On the day of airing, around 45 minutes is spent on each individual's body makeup alone. The contestants are given a spray tan before a stain is hand-buffed over the top. Mills and her team then choose from a variety of bronze, gold and pearl lotions. Finally, they are given a sprinkling of glitter to make sure they shimmer and glimmer their way across the stage.

Battling Against Sweat

On show night, between seven and 10 makeup artists work in the main trailer. One of the crucial tasks is powdering up the dancers to minimize the appearance of shine and sweat that results from a vibrant workout under hot lights. Sometimes though, not even makeup can save the day.

"Last year things got so tense between the contestants we had to put certain people at opposite ends of the trailer," said Mills. "Luckily this year the group is much more family-oriented."

The final decision on hair and makeup comes down to the contestants' dance, their color scheme, what they want and what Mills wants. It's not always a harmonious relationship.

"The pros always want to be super tan so we have to draw the line with them," said Mills. "Also, one of the biggest issues is hair, be it wigs or coloring, and it once took four of us to convince Cheryl (Burke) that hair extensions were a good idea."

While "Dancing With the Stars" is about a whole lot more than just looking big and flashy, the hair and makeup remains an intriguing part of the show.

According to Mills tattoos are going to creep onto the agenda this year with a skull and crossbones planned for Burke.

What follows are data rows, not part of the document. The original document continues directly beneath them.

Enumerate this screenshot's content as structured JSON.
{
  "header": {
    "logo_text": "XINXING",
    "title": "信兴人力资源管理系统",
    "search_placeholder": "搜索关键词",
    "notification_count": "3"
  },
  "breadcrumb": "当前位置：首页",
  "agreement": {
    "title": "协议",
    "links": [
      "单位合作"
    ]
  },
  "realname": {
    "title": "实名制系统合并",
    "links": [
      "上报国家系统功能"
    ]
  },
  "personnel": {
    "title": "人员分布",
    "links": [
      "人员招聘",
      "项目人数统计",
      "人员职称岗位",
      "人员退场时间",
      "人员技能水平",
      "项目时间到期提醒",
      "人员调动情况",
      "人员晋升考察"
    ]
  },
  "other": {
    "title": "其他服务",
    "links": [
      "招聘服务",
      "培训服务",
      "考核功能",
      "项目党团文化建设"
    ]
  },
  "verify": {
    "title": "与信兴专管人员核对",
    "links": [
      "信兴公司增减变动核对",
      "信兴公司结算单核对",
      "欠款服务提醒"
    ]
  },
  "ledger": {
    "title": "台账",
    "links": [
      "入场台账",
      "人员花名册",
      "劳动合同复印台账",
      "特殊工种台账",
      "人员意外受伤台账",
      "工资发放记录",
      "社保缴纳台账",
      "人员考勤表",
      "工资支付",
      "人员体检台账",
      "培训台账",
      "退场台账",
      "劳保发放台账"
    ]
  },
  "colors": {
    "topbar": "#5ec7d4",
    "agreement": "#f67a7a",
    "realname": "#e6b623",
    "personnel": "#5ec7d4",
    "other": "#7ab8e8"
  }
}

Whether Ziering will be wearing a black eye patch and a parrot on his shoulder remains to be seen.